Source information:
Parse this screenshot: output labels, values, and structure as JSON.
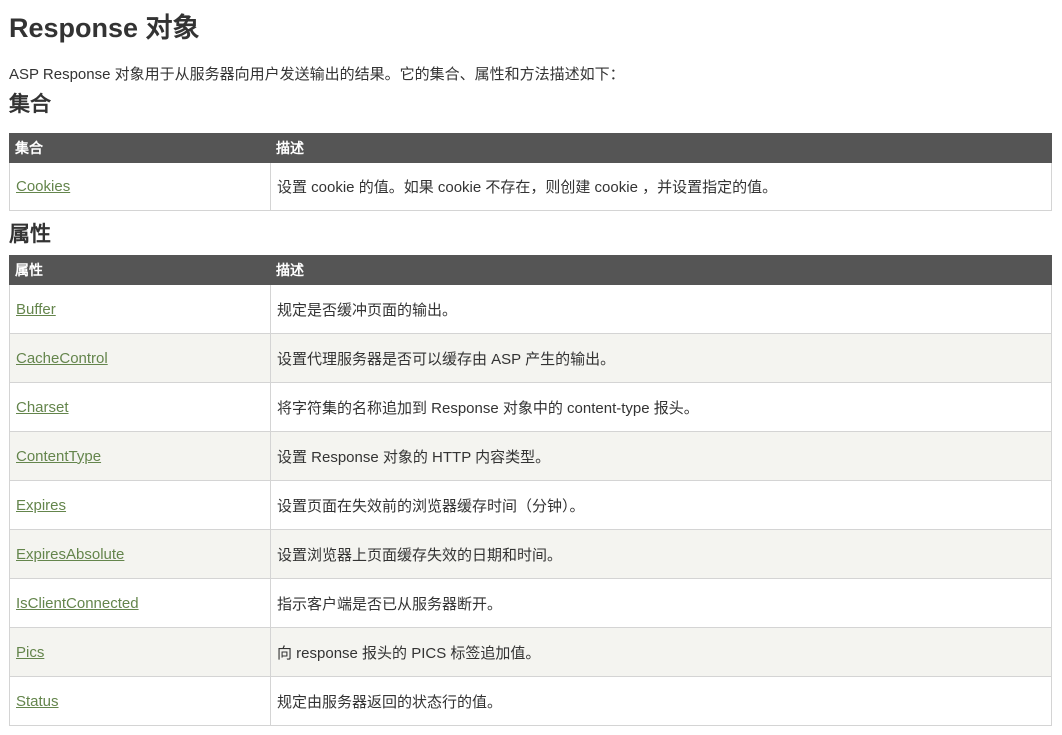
{
  "page_title": "Response 对象",
  "intro": "ASP Response 对象用于从服务器向用户发送输出的结果。它的集合、属性和方法描述如下：",
  "collections": {
    "heading": "集合",
    "header": [
      "集合",
      "描述"
    ],
    "rows": [
      {
        "name": "Cookies",
        "desc": "设置 cookie 的值。如果 cookie 不存在，则创建 cookie ，并设置指定的值。"
      }
    ]
  },
  "properties": {
    "heading": "属性",
    "header": [
      "属性",
      "描述"
    ],
    "rows": [
      {
        "name": "Buffer",
        "desc": "规定是否缓冲页面的输出。"
      },
      {
        "name": "CacheControl",
        "desc": "设置代理服务器是否可以缓存由 ASP 产生的输出。"
      },
      {
        "name": "Charset",
        "desc": "将字符集的名称追加到 Response 对象中的 content-type 报头。"
      },
      {
        "name": "ContentType",
        "desc": "设置 Response 对象的 HTTP 内容类型。"
      },
      {
        "name": "Expires",
        "desc": "设置页面在失效前的浏览器缓存时间（分钟）。"
      },
      {
        "name": "ExpiresAbsolute",
        "desc": "设置浏览器上页面缓存失效的日期和时间。"
      },
      {
        "name": "IsClientConnected",
        "desc": "指示客户端是否已从服务器断开。"
      },
      {
        "name": "Pics",
        "desc": "向 response 报头的 PICS 标签追加值。"
      },
      {
        "name": "Status",
        "desc": "规定由服务器返回的状态行的值。"
      }
    ]
  },
  "colors": {
    "header_bg": "#555555",
    "link": "#64854c",
    "alt_row": "#f4f4f0"
  }
}
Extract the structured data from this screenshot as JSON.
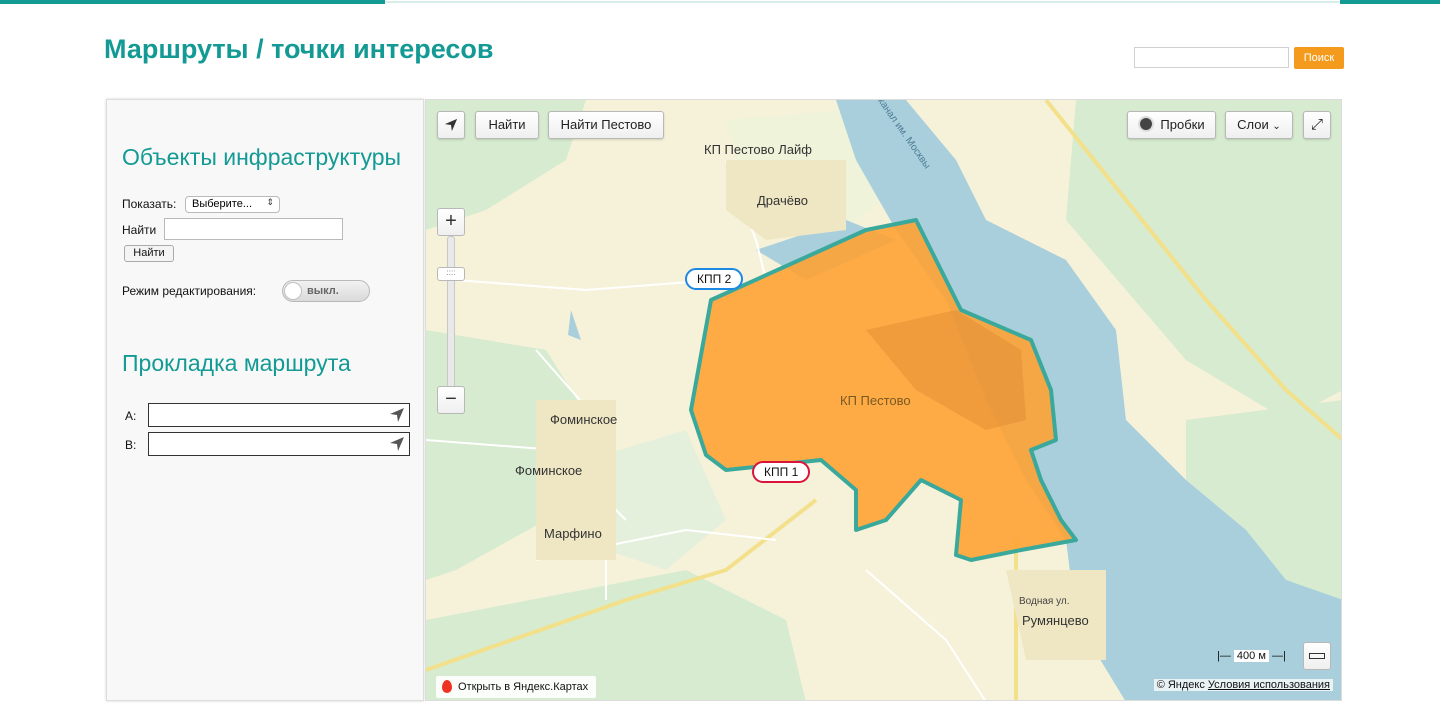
{
  "header": {
    "title": "Маршруты / точки интересов",
    "search_placeholder": "",
    "search_button": "Поиск"
  },
  "sidebar": {
    "infra_heading": "Объекты инфраструктуры",
    "show_label": "Показать:",
    "show_select_value": "Выберите...",
    "find_label": "Найти",
    "find_button": "Найти",
    "edit_mode_label": "Режим редактирования:",
    "edit_mode_toggle": "выкл.",
    "route_heading": "Прокладка маршрута",
    "route_a_label": "A:",
    "route_b_label": "B:"
  },
  "map": {
    "find_button": "Найти",
    "find_pestovo_button": "Найти Пестово",
    "traffic_button": "Пробки",
    "layers_button": "Слои",
    "zoom_in": "+",
    "zoom_out": "−",
    "zoom_handle": "::::",
    "place_labels": {
      "kp_pestovo_life": "КП Пестово Лайф",
      "drachevo": "Драчёво",
      "kp_pestovo": "КП Пестово",
      "fominskoe_1": "Фоминское",
      "fominskoe_2": "Фоминское",
      "marfino": "Марфино",
      "vodnaya": "Водная ул.",
      "rumyantsevo": "Румянцево",
      "canal": "канал им. Москвы"
    },
    "markers": {
      "kpp2": "КПП 2",
      "kpp1": "КПП 1"
    },
    "open_in_yandex": "Открыть в Яндекс.Картах",
    "copyright": "© Яндекс",
    "terms": "Условия использования",
    "scale": "400 м",
    "colors": {
      "polygon_fill": "#ffa030",
      "polygon_stroke": "#3aa99b",
      "water": "#a9cfdc",
      "forest": "#d6ebcf",
      "land": "#f6f2d9",
      "accent": "#139a94",
      "search_button": "#f49b1e"
    }
  }
}
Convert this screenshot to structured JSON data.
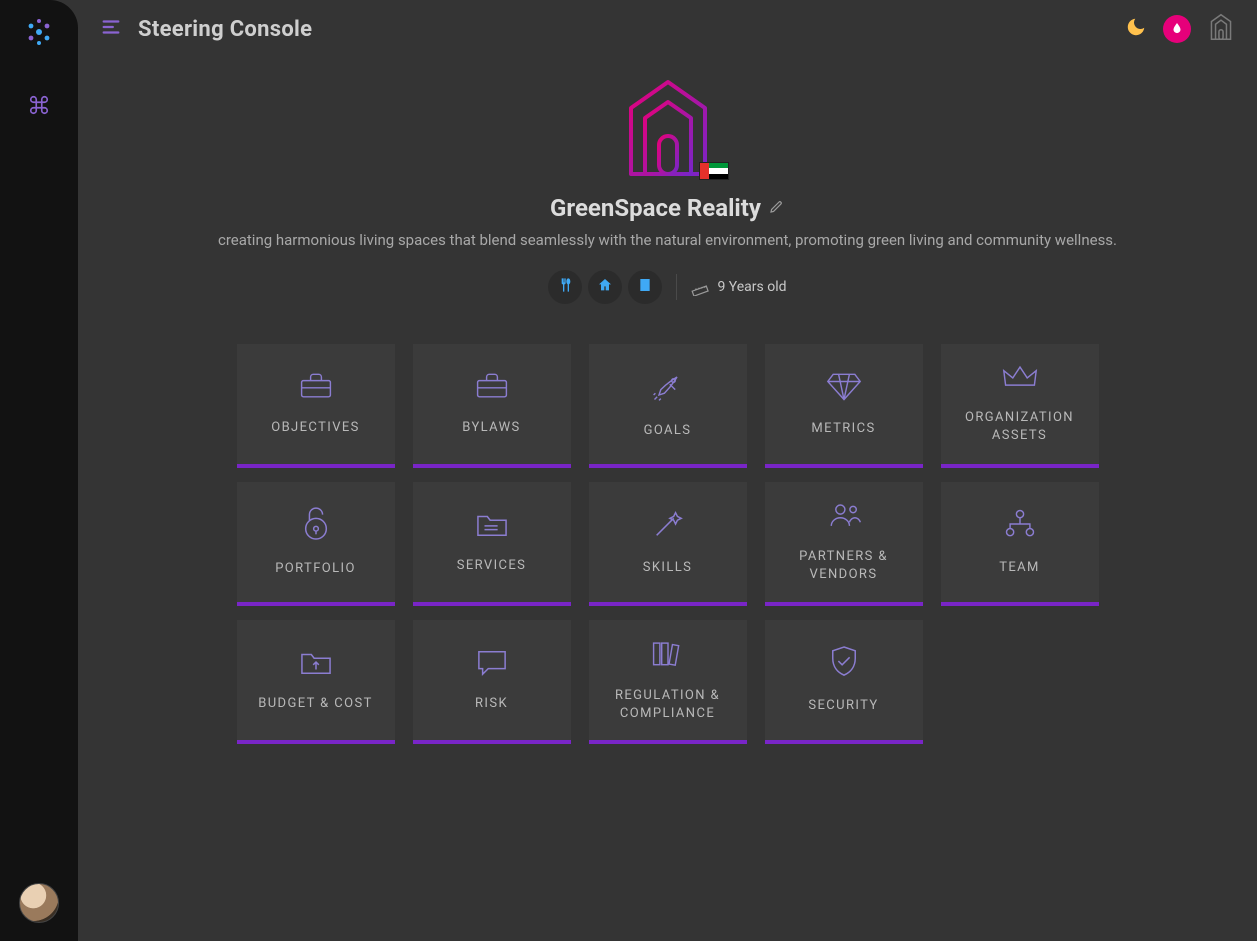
{
  "header": {
    "title": "Steering Console"
  },
  "org": {
    "name": "GreenSpace Reality",
    "description": "creating harmonious living spaces that blend seamlessly with the natural environment, promoting green living and community wellness.",
    "age_label": "9 Years old",
    "country_flag": "UAE"
  },
  "chips": [
    {
      "icon": "utensils"
    },
    {
      "icon": "home"
    },
    {
      "icon": "building"
    }
  ],
  "tiles": [
    {
      "label": "OBJECTIVES",
      "icon": "briefcase"
    },
    {
      "label": "BYLAWS",
      "icon": "briefcase"
    },
    {
      "label": "GOALS",
      "icon": "rocket"
    },
    {
      "label": "METRICS",
      "icon": "diamond"
    },
    {
      "label": "ORGANIZATION ASSETS",
      "icon": "crown"
    },
    {
      "label": "PORTFOLIO",
      "icon": "unlock"
    },
    {
      "label": "SERVICES",
      "icon": "folder-doc"
    },
    {
      "label": "SKILLS",
      "icon": "wand"
    },
    {
      "label": "PARTNERS & VENDORS",
      "icon": "people"
    },
    {
      "label": "TEAM",
      "icon": "org-chart"
    },
    {
      "label": "BUDGET & COST",
      "icon": "folder-up"
    },
    {
      "label": "RISK",
      "icon": "chat"
    },
    {
      "label": "REGULATION & COMPLIANCE",
      "icon": "books"
    },
    {
      "label": "SECURITY",
      "icon": "shield-check"
    }
  ],
  "colors": {
    "accent_purple": "#7925c7",
    "icon_purple": "#8b7dd1",
    "pink": "#e6007a",
    "moon": "#ffc14d",
    "chip_blue": "#3fa9f5"
  }
}
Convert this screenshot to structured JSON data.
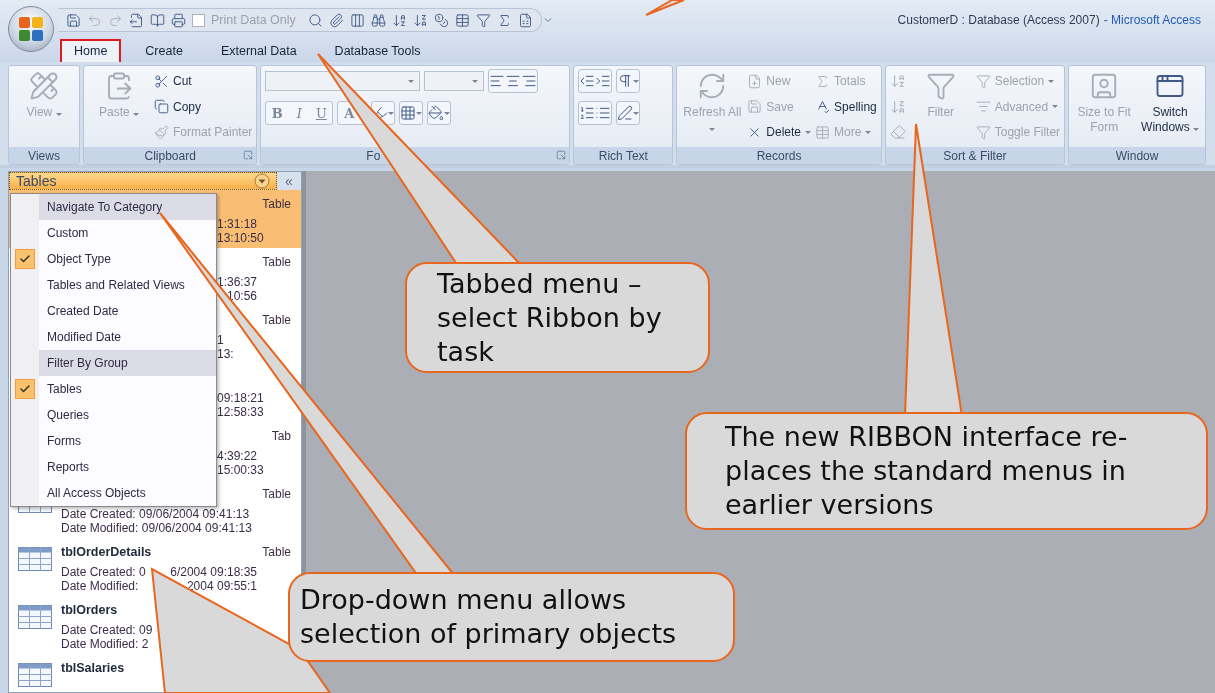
{
  "window": {
    "title": "CustomerD : Database (Access 2007)",
    "app_name": "- Microsoft Access"
  },
  "quick_access": {
    "checkbox": {
      "label": "Print Data Only",
      "checked": false
    }
  },
  "tabs": [
    {
      "label": "Home",
      "selected": true
    },
    {
      "label": "Create",
      "selected": false
    },
    {
      "label": "External Data",
      "selected": false
    },
    {
      "label": "Database Tools",
      "selected": false
    }
  ],
  "ribbon": {
    "groups": [
      {
        "kind": "buttons",
        "label": "Views",
        "launcher": false,
        "columns": [
          [
            {
              "kind": "large",
              "label": "View",
              "disabled": true,
              "dropdown": true
            }
          ]
        ]
      },
      {
        "kind": "buttons",
        "label": "Clipboard",
        "launcher": true,
        "columns": [
          [
            {
              "kind": "large",
              "label": "Paste",
              "disabled": true,
              "dropdown": true
            }
          ],
          [
            {
              "kind": "small",
              "label": "Cut",
              "disabled": false,
              "dropdown": false
            },
            {
              "kind": "small",
              "label": "Copy",
              "disabled": false,
              "dropdown": false
            },
            {
              "kind": "small",
              "label": "Format Painter",
              "disabled": true,
              "dropdown": false
            }
          ]
        ]
      },
      {
        "kind": "font",
        "label": "Fo",
        "launcher": true,
        "format_buttons": [
          "B",
          "I",
          "U",
          "A"
        ]
      },
      {
        "kind": "icons",
        "label": "Rich Text",
        "launcher": false
      },
      {
        "kind": "buttons",
        "label": "Records",
        "launcher": false,
        "columns": [
          [
            {
              "kind": "large",
              "label": "Refresh All",
              "disabled": true,
              "dropdown": true
            }
          ],
          [
            {
              "kind": "small",
              "label": "New",
              "disabled": true,
              "dropdown": false
            },
            {
              "kind": "small",
              "label": "Save",
              "disabled": true,
              "dropdown": false
            },
            {
              "kind": "small",
              "label": "Delete",
              "disabled": false,
              "dropdown": true
            }
          ],
          [
            {
              "kind": "small",
              "label": "Totals",
              "disabled": true,
              "dropdown": false
            },
            {
              "kind": "small",
              "label": "Spelling",
              "disabled": false,
              "dropdown": false
            },
            {
              "kind": "small",
              "label": "More",
              "disabled": true,
              "dropdown": true
            }
          ]
        ]
      },
      {
        "kind": "buttons",
        "label": "Sort & Filter",
        "launcher": false,
        "columns": [
          [
            {
              "kind": "icon",
              "disabled": true
            },
            {
              "kind": "icon",
              "disabled": true
            },
            {
              "kind": "icon",
              "disabled": true
            }
          ],
          [
            {
              "kind": "large",
              "label": "Filter",
              "disabled": true,
              "dropdown": false
            }
          ],
          [
            {
              "kind": "small",
              "label": "Selection",
              "disabled": true,
              "dropdown": true
            },
            {
              "kind": "small",
              "label": "Advanced",
              "disabled": true,
              "dropdown": true
            },
            {
              "kind": "small",
              "label": "Toggle Filter",
              "disabled": true,
              "dropdown": false
            }
          ]
        ]
      },
      {
        "kind": "buttons",
        "label": "Window",
        "launcher": false,
        "columns": [
          [
            {
              "kind": "large",
              "label": "Size to Fit Form",
              "disabled": true,
              "dropdown": false
            }
          ],
          [
            {
              "kind": "large",
              "label": "Switch Windows",
              "disabled": false,
              "dropdown": true
            }
          ]
        ]
      }
    ]
  },
  "navigation": {
    "title": "Tables",
    "collapse": "«",
    "rows": [
      {
        "kind": "covered",
        "type": "Table",
        "selected": true,
        "lines": [
          {
            "text": "1:31:18"
          },
          {
            "text": "13:10:50"
          }
        ]
      },
      {
        "kind": "covered",
        "type": "Table",
        "selected": false,
        "lines": [
          {
            "text": "1:36:37"
          },
          {
            "tail": "10:56"
          }
        ]
      },
      {
        "kind": "covered",
        "type": "Table",
        "selected": false,
        "lines": [
          {
            "text": "1"
          },
          {
            "text": "13:"
          }
        ]
      },
      {
        "kind": "covered",
        "selected": false,
        "lines": [
          {
            "text": "09:18:21"
          },
          {
            "text": "12:58:33"
          }
        ]
      },
      {
        "kind": "covered",
        "type": "Tab",
        "selected": false,
        "lines": [
          {
            "text": "4:39:22"
          },
          {
            "text": "15:00:33"
          }
        ]
      },
      {
        "kind": "full",
        "type": "Table",
        "selected": false,
        "lines": [
          {
            "text": "Date Created: 09/06/2004 09:41:13"
          },
          {
            "text": "Date Modified: 09/06/2004 09:41:13"
          }
        ]
      },
      {
        "kind": "full",
        "name": "tblOrderDetails",
        "type": "Table",
        "selected": false,
        "lines": [
          {
            "text": "Date Created: 0",
            "tail": "6/2004 09:18:35"
          },
          {
            "text": "Date Modified:",
            "tail": "2004 09:55:1"
          }
        ]
      },
      {
        "kind": "full",
        "name": "tblOrders",
        "selected": false,
        "lines": [
          {
            "text": "Date Created: 09"
          },
          {
            "text": "Date Modified: 2"
          }
        ]
      },
      {
        "kind": "full",
        "name": "tblSalaries",
        "selected": false,
        "lines": []
      }
    ]
  },
  "menu": {
    "items": [
      {
        "kind": "header",
        "label": "Navigate To Category"
      },
      {
        "kind": "option",
        "label": "Custom",
        "checked": false
      },
      {
        "kind": "option",
        "label": "Object Type",
        "checked": true
      },
      {
        "kind": "option",
        "label": "Tables and Related Views",
        "checked": false
      },
      {
        "kind": "option",
        "label": "Created Date",
        "checked": false
      },
      {
        "kind": "option",
        "label": "Modified Date",
        "checked": false
      },
      {
        "kind": "header",
        "label": "Filter By Group"
      },
      {
        "kind": "option",
        "label": "Tables",
        "checked": true
      },
      {
        "kind": "option",
        "label": "Queries",
        "checked": false
      },
      {
        "kind": "option",
        "label": "Forms",
        "checked": false
      },
      {
        "kind": "option",
        "label": "Reports",
        "checked": false
      },
      {
        "kind": "option",
        "label": "All Access Objects",
        "checked": false
      }
    ]
  },
  "callouts": [
    {
      "text": "Tabbed menu – select Ribbon by task"
    },
    {
      "text": "The new RIBBON interface re-places the standard menus in earlier versions"
    },
    {
      "text": "Drop-down menu allows selection of primary objects"
    }
  ]
}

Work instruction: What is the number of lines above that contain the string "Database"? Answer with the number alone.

Result of the exercise: 2